HC Deb 16 March 1830 vol 23 c390
Mr. F. Buxton

, in presenting Petitions from the Protestant Dissenters assembling in Eagle-street, Red-lion-square, and two other places, against Suttees, wished to know from the noble Lord opposite if there were any foundation for the report that the British Government in India had prohibited the practice of burning widows? It had been asked of him how it happened that the subject had been allowed so long to sleep in Parliament? He replied, that from the time he heard that Lord William Bentinck was appointed to the government of India, he entertained no doubt that whatever could be safely done towards the abolition of the practice the noble Lord would endeavour to effect. This confidence had not been misplaced. It would not become him to pronounce a panegyric on that noble person, but he was sure, if any man possessed the moral courage to achieve so great a victory over prejudices, in the cause of humanity, it was Lord W. Bentinck. What he now wished to know was, whether the report alluded to was well founded?

Lord Ashley

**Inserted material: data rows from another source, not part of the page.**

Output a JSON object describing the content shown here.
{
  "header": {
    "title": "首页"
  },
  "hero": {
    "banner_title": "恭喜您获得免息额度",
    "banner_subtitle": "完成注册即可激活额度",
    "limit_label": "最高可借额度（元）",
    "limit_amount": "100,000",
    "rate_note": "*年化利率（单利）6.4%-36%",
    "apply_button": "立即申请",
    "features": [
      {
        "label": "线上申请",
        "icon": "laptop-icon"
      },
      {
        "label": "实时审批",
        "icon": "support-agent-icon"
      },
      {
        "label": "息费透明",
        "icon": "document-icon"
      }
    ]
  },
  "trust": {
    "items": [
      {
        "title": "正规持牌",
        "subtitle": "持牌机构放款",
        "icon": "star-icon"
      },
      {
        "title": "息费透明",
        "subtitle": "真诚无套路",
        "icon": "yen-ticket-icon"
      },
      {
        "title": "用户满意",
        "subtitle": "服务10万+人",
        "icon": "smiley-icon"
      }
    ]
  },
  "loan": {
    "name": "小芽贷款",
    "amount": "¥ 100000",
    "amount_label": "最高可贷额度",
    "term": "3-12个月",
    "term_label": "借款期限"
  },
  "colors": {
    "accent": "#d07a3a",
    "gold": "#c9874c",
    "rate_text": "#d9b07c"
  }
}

, in the absence of official documents, could say nothing definitely, but he thought the report might be well founded.